Time is a precious commodity. It doesn’t matter what you do for a living, how many kids you have or how many different organizations you belong to—our days are packed with events, activities and obligations. It’s the nature of life as we know it. Sitting still is quietly forbidden and can often lead to questions regarding your mental state. “He hasn’t left the house all weekend…I wonder what he’s doing in there…”
Getting sick is one outstanding exception to the rule. Evil germs morphing into nausea, sore throats and painful coughs can be the catalyst for justified do-nothing days. Days where showers are optional, shaving is out of the question and cable TV is your friend.
I started fighting a mild cold on Thursday. When I woke up on Friday, I determined that my snot levels were way beyond normal. Rather than taking my germs to work, I decided to blow my nose all day at home instead of the office. As promised in a quick note to my coworkers, I checked my email periodically and made sure to reply when necessary.

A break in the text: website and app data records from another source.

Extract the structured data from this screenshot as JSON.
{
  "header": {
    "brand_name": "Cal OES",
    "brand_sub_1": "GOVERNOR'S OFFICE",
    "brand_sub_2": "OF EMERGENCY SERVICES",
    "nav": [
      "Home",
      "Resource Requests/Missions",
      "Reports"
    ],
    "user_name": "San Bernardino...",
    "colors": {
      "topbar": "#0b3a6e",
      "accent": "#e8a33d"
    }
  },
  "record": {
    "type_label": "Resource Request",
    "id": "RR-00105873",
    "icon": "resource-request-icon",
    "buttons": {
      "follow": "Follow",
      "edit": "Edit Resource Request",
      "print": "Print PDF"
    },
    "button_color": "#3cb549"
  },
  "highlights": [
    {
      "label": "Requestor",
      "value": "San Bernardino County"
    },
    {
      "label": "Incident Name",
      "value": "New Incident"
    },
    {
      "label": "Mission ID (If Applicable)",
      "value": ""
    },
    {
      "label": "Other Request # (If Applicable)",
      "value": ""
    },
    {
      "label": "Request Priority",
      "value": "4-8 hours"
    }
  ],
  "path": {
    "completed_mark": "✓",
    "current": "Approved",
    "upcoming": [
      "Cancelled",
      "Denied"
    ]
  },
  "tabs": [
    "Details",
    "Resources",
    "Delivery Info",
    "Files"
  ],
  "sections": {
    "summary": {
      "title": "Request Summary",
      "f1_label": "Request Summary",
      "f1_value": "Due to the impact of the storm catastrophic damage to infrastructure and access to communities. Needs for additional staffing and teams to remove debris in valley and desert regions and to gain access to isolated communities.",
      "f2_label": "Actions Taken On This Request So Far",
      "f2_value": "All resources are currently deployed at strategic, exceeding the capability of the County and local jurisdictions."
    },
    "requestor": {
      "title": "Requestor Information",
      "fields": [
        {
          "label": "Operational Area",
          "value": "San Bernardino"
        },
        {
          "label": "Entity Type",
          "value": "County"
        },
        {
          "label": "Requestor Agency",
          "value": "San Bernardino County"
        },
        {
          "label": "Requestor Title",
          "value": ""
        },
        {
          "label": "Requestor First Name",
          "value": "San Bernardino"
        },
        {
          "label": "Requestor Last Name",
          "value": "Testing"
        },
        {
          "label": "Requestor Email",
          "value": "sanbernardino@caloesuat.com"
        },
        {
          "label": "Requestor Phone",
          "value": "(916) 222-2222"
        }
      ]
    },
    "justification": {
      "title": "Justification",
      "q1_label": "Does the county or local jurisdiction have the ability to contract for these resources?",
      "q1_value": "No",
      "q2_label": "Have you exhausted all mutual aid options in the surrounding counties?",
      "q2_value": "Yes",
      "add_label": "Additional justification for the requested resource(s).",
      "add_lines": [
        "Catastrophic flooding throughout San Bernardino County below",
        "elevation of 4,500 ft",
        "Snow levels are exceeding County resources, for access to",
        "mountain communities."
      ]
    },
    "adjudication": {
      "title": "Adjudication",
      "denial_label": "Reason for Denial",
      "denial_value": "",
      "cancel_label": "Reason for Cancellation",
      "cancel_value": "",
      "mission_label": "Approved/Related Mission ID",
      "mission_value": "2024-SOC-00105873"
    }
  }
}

I also started reading a book and a magazine. I drew a picture or two. Brushing dust off the cover, I jotted a few things down in my neglected journal. I did two loads of laundry and cleaned out a closet. I looked at old cars on the H.A.M.B. and even posted a few pictures of my own. By the time Cristi got home, I felt like I’d had a productive sick day. It doesn’t matter if you have mucus running down your face when your only task is pulling old clothes off hangers and reading hot rod articles.
Getting sick is never a good thing, but spending a few days at home trying to reclaim your physical health could help with your mental health, too.